LINGUINE AND CLAMS - UNI AGLIO-OLIO, BREADCRUMBS
I appreciated the Two Dudes' take on this classic dish. The clams add a nice hint of brine to the plump supple noodles while the breadcrumbs provided some textural contrast. I was expecting the uni to be more apparent but the flavor hovered around the edges.
IDAHO TROUT - CARROT, POTATO, CAPER DILL BUTTER
The oily flavor of the trout is deftly managed here by a generous helping of rich butter. Personally I could have forgone the carrot and potato and gone with the fish all by itself.
PEEL AND EAT SHRIMP BOIL - LIME MUSTARD SAUCE
Peel and eat was something of a misnomer as we all seemed to struggle a bit when removing the shell. Still the delicately cooked shrimp meat was worth the effort. I preferred eating the shrimp without the lime mustard, enjoying the natural flavor of the shellfish tinged with a slight bit of Old Bay.
SANTA BARBARA SPOT PRAWNS - BUTTER, LEMON, SEA SALT
Following the regular shrimp with the spot prawn really highlighted the differences between the two. The fresh spot prawn is in a whole other league, with a succulent supple texture and essence of fresh brine the prawn didn't need any accompaniments.
KING CRAB LEGS - TABASCO BUTTER
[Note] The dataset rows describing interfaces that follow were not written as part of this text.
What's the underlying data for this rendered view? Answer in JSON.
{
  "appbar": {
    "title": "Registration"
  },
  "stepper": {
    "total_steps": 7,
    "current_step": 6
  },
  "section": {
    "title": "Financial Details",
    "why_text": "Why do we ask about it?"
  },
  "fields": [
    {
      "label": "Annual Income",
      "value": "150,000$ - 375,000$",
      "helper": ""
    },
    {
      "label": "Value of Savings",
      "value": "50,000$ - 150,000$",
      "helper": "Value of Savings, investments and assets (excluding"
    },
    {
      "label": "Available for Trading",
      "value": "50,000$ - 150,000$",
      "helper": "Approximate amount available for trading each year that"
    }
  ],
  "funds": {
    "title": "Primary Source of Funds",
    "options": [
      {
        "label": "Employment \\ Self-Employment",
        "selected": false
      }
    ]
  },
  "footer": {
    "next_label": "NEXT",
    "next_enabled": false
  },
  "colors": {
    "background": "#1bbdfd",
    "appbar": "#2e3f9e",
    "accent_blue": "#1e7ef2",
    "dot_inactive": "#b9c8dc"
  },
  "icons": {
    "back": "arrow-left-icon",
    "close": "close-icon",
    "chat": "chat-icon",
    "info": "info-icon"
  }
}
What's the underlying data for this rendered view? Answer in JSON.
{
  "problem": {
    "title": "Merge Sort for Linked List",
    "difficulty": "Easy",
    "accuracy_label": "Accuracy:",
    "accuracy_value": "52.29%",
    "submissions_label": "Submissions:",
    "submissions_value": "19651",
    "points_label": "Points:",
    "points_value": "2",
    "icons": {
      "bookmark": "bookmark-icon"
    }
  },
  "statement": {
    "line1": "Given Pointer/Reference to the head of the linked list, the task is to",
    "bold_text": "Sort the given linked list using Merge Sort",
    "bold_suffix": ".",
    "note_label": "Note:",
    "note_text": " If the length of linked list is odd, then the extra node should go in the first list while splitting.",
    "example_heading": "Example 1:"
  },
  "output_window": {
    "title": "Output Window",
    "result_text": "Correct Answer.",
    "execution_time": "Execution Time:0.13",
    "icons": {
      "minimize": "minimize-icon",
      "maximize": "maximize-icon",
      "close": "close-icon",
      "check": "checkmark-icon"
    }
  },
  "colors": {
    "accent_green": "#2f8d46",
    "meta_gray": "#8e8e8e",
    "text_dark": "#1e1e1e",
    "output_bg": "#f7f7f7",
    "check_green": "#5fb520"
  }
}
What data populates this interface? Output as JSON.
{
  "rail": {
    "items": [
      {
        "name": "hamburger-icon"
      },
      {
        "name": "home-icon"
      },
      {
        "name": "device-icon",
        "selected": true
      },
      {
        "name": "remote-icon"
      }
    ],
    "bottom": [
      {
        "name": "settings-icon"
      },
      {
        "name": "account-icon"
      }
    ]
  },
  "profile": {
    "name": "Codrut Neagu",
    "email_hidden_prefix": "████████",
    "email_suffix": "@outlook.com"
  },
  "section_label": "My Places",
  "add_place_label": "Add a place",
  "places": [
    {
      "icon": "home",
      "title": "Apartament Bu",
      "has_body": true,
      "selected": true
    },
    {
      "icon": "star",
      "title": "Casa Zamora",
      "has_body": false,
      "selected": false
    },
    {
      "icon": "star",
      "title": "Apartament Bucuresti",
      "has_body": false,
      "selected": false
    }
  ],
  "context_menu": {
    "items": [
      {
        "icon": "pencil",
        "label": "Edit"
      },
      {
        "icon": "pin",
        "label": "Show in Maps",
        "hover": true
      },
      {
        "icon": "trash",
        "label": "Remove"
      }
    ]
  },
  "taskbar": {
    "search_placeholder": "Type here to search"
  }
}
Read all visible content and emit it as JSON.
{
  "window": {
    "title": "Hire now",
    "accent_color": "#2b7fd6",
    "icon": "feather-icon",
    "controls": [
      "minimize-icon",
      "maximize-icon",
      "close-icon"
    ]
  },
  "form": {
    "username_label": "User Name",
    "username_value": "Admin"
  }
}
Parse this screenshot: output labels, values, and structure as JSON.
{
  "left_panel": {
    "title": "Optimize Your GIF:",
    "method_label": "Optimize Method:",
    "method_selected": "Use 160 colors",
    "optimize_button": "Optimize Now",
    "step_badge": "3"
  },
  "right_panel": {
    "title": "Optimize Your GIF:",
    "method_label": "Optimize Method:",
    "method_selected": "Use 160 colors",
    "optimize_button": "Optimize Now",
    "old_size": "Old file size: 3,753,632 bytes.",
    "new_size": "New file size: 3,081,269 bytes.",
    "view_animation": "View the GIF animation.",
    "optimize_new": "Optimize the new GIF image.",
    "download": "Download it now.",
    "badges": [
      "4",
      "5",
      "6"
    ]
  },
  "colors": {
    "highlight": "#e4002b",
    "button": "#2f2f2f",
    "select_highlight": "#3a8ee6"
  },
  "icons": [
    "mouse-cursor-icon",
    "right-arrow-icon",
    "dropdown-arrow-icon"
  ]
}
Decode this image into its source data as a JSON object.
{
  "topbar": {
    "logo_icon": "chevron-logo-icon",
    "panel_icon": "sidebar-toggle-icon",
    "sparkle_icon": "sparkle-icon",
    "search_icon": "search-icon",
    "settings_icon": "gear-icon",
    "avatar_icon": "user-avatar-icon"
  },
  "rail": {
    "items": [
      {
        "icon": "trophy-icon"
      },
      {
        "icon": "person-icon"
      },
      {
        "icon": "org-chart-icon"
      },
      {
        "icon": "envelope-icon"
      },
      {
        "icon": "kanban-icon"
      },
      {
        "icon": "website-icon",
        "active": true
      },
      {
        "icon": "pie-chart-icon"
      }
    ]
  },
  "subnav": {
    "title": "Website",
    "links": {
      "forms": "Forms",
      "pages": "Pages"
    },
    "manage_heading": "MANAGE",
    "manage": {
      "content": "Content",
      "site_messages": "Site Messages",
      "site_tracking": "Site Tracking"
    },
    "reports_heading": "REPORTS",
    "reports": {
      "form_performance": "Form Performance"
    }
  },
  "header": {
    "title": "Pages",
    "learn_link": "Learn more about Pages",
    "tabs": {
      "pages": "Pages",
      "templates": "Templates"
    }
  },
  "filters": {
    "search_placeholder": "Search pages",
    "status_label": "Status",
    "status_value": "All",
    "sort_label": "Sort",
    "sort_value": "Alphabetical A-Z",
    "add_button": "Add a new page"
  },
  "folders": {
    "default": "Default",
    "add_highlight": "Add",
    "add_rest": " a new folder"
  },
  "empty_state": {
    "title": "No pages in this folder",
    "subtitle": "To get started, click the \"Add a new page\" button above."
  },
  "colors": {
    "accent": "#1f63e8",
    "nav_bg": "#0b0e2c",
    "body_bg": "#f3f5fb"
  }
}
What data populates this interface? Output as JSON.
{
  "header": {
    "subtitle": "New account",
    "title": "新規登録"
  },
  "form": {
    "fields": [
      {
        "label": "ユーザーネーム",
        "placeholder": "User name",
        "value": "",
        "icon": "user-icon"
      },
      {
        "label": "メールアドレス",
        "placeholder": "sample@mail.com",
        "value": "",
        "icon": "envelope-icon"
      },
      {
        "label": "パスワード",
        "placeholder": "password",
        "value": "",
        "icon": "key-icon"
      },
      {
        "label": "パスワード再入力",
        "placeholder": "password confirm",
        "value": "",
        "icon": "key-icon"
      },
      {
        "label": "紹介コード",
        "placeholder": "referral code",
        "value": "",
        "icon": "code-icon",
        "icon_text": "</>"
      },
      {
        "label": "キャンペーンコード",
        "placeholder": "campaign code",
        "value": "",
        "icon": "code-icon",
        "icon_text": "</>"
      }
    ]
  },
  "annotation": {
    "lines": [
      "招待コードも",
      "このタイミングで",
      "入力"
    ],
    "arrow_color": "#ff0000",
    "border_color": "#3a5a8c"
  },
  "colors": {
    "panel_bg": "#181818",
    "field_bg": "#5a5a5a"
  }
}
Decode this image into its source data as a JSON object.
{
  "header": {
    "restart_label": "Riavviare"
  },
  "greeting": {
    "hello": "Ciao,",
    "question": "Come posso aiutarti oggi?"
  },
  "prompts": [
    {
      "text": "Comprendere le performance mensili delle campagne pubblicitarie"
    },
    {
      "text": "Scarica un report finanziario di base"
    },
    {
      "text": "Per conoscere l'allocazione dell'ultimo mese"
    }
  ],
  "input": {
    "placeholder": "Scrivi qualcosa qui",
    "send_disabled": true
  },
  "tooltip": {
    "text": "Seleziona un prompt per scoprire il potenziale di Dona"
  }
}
Another of the night's standouts, king crab, like the spot prawns needs to be served as simply as possible to enjoy the meat's natural flavor. The butter brings the crab's natural sweetness to the fore while the Tabasco adds a vinegar tinged bite that helps balance the density of the meat.
NIMAN RANCH RIB-EYE - FRIED OYSTERS, BÉARNAISE, FRIES
I was probably a bit too full to appreciate this course. The beef itself is quite good, tender and nicely seasoned, but the Béarnaise sauce was a bit overwhelming at this point. Under other circumstances, I suspect this would be an ideal course to finish a meal.
FROZEN LIME YOGURT - GRAHAM CRUMBLE, TOASTED MERINGUE
Both desserts had a deconstructed feel to them. First up was a tart frozen yogurt coupled with a creamy toasted meringue and bits of rich graham cracker that faithfully recreated a key lime pie.
FLOURLESS CHOCOLATE CAKE - BANANA, PEANUT, COCONUT ICE CREAM
Long the purview of steakhouses, Jon and Vinnie breathe new life into a tired dessert. The chunks of fudge-like chocolate cake are balanced by a salt-laced caramel while the sweetness of the banana adds a tropical lightness to the mix.
Son of a Gun offers a mix of cuisines as eclectic as its name, drawing heavily from Asian flavors for a couple of the courses, while the other dishes look like something out of a tapas joint or Southern restaurant. Shook and Dotolo manage to capture the best of each style, resulting in delicious, tightly focused flavors. I wonder what is next for the duo, personally after having the lobster roll, fried chicken, and shrimp toast, I'm hoping its their sandwich shop.
Monday, February 28, 2011
8370 W 3rd Street